Rhizo revamp opens door to infected beet

RHIZOMANIA-INFECTED sugar beet will be allowed into UK factories for the first time this autumn.

That is one outcome of a new agreement between the NFU and British Sugar to combat the disease after DEFRAs withdrawal of statutory rhizomania controls earlier this year.

Main aim of the new policy is to ease restrictions on growers with rhizomania, while protecting those who have yet to experience its devastating effects, says NFU sugar beet committee chairman, Mike Blacker.

"We understand DEFRA will pick up some of the costs, which is very welcome. It is essential we maintain a tight grip on rhizomania to ensure its spread is curbed in the absence of statutory controls."

Precisely when and where rhizo-infected beet will be processed is not clear. Intake is not expected to be limited to specific factories, instead infected crops may be processed last.

A key objective is to prevent rhizo-contaminated waste water reaching irrigation sources. Strict biosecurity measures will minimise the spread of infected soil.

The NFUs levy-funded compensation scheme stays, but only for those hit by the new, potentially more virulent p-type strain. Contract exchanges between rhizo-affected and non-affected producers will be allowed and a mini out-goers scheme solely for plant health reasons is being introduced.

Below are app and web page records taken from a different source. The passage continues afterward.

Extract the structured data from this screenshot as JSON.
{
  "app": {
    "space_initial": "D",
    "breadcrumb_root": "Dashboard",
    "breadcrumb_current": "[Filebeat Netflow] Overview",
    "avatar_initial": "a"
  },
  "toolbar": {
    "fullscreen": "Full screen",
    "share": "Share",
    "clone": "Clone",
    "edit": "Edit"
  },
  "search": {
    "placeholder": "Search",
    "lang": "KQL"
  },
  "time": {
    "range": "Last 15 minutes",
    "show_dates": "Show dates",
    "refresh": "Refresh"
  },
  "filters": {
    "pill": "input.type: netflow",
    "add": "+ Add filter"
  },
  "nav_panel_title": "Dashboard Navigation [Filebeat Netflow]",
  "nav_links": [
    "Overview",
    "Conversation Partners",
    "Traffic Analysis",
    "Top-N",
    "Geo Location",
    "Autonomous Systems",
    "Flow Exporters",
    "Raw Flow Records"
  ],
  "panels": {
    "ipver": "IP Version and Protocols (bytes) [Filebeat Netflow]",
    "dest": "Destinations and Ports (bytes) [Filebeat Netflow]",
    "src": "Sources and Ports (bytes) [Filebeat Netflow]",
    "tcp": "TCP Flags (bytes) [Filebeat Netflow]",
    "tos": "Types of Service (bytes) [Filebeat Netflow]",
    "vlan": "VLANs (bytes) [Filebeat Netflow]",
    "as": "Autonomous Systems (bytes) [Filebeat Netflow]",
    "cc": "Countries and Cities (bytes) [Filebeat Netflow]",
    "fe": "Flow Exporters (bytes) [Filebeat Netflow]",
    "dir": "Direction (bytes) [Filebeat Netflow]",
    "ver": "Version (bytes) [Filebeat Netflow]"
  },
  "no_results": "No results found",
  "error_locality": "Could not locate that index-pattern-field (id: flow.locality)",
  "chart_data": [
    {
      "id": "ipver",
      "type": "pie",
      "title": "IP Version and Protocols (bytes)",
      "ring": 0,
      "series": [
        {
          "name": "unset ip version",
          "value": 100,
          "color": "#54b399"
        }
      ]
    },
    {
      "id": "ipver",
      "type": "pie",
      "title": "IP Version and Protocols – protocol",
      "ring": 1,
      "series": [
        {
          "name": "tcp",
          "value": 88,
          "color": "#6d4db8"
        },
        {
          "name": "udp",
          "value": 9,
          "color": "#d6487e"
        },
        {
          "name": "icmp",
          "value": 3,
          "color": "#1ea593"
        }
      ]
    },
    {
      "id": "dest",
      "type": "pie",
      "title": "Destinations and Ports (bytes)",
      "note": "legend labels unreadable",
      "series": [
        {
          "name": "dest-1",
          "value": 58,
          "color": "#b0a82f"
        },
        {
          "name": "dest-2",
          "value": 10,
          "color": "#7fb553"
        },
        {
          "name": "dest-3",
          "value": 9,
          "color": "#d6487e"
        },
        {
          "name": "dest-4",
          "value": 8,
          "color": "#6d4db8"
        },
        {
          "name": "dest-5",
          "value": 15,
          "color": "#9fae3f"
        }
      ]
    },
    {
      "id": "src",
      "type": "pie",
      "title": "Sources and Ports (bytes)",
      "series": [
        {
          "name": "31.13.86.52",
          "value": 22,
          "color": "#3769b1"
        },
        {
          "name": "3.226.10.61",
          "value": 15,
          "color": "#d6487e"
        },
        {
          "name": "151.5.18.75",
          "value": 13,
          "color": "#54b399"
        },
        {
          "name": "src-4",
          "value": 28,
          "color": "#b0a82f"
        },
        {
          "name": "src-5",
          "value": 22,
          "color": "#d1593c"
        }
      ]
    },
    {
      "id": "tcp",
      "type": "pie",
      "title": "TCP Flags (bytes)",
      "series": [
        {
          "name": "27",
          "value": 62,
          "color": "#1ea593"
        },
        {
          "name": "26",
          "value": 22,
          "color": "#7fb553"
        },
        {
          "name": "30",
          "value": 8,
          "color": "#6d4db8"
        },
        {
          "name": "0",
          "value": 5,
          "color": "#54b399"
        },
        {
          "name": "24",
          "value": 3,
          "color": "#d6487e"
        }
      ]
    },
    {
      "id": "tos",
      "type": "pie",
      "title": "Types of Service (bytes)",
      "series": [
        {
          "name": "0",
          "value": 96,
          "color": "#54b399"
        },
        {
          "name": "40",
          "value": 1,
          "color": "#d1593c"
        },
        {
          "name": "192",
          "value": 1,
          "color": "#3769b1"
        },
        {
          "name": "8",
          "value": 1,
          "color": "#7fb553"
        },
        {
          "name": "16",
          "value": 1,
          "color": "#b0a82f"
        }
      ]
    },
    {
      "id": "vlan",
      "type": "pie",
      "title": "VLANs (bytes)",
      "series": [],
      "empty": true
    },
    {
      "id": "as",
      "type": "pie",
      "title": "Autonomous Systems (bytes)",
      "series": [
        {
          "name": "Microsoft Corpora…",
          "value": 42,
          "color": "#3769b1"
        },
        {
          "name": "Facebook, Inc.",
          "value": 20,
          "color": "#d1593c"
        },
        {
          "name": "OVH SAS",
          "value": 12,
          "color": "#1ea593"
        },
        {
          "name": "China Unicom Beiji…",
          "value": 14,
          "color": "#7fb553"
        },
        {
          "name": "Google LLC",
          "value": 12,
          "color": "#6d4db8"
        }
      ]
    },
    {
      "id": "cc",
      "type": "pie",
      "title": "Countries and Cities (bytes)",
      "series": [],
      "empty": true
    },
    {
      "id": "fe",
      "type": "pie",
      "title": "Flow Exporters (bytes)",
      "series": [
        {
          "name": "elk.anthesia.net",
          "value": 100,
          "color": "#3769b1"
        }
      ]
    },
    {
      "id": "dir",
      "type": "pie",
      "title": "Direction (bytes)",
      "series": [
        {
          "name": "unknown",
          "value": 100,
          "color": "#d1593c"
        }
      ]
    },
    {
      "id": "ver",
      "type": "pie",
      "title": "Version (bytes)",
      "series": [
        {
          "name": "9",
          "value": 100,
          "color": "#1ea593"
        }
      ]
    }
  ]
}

An aerial detection survey, previously done by DEFRA, will be conducted this summer and suspected cases followed up by farm visits. DEFRA intends to continue research into the disease, particularly p-types.

Removal of protected zone status in March freed growers to sow rhizo-tolerant varieties on infected fields. But the NFU is advising against this for two years to allow breeders to multiply up varieties which are suitable for UK conditions.

Only a small percentage of the UK beet area is affected by rhizomania. But the disease can cut yield even in the most resistant varieties, which is why the industry is committed to minimising its spread, says BS business development manager Peter Williams.

"Rhizomania carries cost. You only have to look at countries where the disease is most prevalent. Yields can sometimes be heavily hit."

&#8226 See our Sugar Beet Special on p64-73 for more beet info. &#42


&#8226 New joint NFU/BS strategy.

&#8226 Aims to protect UK industry.

&#8226 Infected beet intakes permitted.

&#8226 DEFRA assistance anticipated.

&#8226 New joint NFU/BS strategy.

&#8226 Aims to protect UK industry.

&#8226 Infected beet intake permitted.

&#8226 DEFRA assistance anticipated.